* [Description of the task]
Scan the data, and whenever a line contains "impressions", copy it.

* [Task inputs]
####
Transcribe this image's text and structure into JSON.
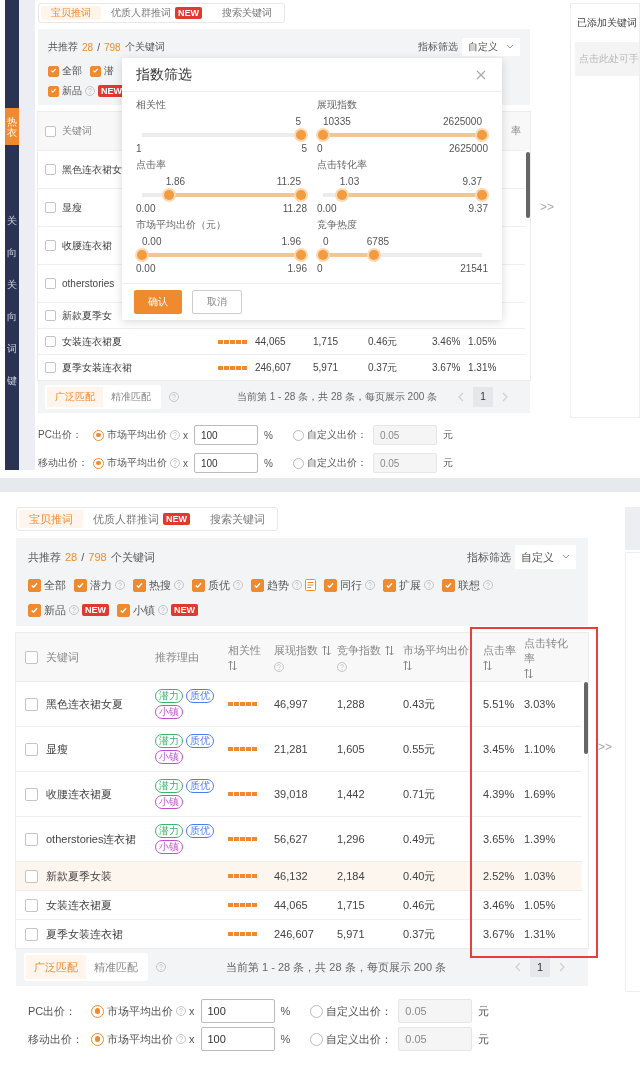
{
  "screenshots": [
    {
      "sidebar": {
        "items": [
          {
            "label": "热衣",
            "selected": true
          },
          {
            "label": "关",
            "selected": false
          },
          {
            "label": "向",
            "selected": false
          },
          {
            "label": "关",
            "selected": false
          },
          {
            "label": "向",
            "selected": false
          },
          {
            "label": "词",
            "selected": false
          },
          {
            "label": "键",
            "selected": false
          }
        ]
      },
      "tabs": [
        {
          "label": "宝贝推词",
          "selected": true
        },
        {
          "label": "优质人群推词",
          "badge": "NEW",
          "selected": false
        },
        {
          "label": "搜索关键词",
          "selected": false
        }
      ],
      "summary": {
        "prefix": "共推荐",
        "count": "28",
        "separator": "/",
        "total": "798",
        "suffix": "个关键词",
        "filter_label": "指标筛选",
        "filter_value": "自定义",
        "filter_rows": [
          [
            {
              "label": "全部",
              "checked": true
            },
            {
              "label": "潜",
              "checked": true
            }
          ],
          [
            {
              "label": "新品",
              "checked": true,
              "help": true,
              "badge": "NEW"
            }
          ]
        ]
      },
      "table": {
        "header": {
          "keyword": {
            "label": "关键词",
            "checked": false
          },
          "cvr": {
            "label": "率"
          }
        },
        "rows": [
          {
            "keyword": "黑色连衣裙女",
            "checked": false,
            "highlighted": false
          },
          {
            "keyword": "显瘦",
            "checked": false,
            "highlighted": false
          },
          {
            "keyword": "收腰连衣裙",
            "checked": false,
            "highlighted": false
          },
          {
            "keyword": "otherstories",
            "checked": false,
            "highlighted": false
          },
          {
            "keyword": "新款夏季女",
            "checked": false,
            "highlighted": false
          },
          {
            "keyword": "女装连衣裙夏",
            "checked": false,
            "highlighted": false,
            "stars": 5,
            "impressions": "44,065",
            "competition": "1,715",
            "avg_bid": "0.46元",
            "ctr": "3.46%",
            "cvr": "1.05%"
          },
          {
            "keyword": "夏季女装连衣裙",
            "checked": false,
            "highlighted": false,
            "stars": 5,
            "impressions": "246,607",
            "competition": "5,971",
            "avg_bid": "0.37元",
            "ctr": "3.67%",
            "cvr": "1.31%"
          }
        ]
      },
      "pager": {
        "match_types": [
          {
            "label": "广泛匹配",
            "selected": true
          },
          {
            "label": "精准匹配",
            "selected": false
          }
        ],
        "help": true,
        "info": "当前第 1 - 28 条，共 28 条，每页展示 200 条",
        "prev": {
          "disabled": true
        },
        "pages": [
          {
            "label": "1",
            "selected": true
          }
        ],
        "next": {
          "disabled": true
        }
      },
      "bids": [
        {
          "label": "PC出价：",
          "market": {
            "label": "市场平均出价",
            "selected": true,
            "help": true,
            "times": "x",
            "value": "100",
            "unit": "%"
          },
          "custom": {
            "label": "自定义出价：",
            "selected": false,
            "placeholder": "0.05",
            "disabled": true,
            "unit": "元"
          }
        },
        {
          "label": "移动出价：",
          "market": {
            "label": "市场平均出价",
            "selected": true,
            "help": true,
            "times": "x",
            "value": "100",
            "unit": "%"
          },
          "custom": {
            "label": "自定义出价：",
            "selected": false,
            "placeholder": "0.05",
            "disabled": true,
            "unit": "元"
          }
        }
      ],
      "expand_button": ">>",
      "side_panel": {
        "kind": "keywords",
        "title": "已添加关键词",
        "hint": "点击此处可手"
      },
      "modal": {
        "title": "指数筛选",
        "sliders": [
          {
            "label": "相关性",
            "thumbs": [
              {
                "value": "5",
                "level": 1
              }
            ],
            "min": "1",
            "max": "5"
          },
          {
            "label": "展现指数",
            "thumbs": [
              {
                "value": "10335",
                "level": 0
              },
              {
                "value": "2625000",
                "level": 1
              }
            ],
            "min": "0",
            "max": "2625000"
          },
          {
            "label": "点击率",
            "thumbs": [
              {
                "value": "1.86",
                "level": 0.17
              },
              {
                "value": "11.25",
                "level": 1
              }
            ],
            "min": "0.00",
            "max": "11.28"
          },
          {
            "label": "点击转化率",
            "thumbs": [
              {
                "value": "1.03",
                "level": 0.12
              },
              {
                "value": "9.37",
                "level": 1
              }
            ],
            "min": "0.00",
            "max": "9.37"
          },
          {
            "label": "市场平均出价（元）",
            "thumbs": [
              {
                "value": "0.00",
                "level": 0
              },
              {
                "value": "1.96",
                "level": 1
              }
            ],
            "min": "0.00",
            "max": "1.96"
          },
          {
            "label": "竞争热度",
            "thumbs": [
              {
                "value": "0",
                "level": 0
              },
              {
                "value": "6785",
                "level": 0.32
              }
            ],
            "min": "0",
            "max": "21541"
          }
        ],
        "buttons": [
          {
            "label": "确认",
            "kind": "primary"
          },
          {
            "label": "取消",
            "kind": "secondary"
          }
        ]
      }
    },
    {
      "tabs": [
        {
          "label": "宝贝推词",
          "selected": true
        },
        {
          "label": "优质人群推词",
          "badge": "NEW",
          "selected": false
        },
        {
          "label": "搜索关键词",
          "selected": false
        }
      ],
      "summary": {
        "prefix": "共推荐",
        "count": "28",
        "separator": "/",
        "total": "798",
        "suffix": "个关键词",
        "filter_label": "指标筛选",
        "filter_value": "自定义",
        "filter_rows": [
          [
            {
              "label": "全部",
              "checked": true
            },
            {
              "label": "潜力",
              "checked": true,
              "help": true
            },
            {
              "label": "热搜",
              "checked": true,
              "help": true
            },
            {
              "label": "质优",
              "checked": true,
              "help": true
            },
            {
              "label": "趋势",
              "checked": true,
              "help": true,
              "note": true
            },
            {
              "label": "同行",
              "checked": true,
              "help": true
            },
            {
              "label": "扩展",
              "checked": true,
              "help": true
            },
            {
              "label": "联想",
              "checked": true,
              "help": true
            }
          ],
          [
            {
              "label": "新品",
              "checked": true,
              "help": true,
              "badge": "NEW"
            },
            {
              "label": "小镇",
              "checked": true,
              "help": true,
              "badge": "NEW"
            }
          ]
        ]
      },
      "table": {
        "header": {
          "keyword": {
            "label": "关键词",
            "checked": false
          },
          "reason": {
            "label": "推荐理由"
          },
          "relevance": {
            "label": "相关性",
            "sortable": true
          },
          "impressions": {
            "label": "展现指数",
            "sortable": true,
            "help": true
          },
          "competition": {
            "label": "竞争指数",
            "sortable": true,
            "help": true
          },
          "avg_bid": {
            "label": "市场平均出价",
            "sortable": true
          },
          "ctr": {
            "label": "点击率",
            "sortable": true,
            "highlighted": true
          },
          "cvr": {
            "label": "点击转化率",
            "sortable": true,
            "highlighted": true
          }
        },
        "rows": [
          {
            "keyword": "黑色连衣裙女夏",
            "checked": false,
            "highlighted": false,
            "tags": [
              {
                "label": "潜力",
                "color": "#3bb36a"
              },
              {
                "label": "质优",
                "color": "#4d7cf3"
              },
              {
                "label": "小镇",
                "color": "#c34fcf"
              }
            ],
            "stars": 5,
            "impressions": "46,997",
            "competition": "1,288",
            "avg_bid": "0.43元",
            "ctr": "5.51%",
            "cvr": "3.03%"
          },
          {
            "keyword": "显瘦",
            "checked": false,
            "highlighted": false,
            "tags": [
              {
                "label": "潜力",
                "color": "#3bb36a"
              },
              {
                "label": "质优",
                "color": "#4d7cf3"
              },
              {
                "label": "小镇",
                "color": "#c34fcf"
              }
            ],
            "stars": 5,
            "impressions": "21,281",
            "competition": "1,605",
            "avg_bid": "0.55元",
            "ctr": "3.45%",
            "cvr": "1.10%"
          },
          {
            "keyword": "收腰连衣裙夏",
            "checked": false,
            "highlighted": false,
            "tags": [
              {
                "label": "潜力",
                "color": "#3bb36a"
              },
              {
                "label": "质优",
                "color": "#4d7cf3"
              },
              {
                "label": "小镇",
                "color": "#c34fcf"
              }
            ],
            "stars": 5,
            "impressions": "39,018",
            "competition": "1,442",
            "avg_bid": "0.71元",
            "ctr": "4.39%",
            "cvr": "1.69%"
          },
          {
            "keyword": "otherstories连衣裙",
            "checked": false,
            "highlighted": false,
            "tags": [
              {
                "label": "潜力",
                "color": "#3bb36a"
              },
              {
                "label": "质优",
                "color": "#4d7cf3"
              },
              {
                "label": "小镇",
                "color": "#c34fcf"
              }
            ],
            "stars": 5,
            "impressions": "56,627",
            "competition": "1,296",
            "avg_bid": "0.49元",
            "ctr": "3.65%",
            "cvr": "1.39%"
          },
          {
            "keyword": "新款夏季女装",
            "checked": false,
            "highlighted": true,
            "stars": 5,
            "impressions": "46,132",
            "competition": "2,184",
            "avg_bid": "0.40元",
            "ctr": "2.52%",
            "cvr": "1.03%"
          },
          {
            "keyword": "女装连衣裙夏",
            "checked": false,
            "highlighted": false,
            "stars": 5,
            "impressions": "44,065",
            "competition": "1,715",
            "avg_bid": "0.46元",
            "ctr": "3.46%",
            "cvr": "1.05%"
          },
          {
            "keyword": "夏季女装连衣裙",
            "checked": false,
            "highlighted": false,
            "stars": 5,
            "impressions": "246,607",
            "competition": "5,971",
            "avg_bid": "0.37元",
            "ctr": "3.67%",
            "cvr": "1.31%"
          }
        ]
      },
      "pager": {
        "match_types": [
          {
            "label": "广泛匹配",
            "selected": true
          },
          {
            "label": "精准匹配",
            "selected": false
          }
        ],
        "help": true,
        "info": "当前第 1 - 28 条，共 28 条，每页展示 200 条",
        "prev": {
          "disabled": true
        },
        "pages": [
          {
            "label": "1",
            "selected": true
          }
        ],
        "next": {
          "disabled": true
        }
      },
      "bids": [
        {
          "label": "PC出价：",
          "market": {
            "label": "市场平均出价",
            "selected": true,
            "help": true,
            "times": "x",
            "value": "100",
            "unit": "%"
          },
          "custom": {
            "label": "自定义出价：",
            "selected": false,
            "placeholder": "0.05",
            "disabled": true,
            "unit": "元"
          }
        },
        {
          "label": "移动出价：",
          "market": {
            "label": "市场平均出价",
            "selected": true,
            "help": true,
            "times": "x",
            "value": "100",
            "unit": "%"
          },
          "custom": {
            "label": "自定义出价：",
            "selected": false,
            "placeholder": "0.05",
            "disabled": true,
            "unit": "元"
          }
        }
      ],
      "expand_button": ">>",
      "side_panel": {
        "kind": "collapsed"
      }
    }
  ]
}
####
* [Exercise solution]
            "impressions": "44,065",
            "impressions": "246,607",
          "impressions": {
            "impressions": "46,997",
            "impressions": "21,281",
            "impressions": "39,018",
            "impressions": "56,627",
            "impressions": "46,132",
            "impressions": "44,065",
            "impressions": "246,607",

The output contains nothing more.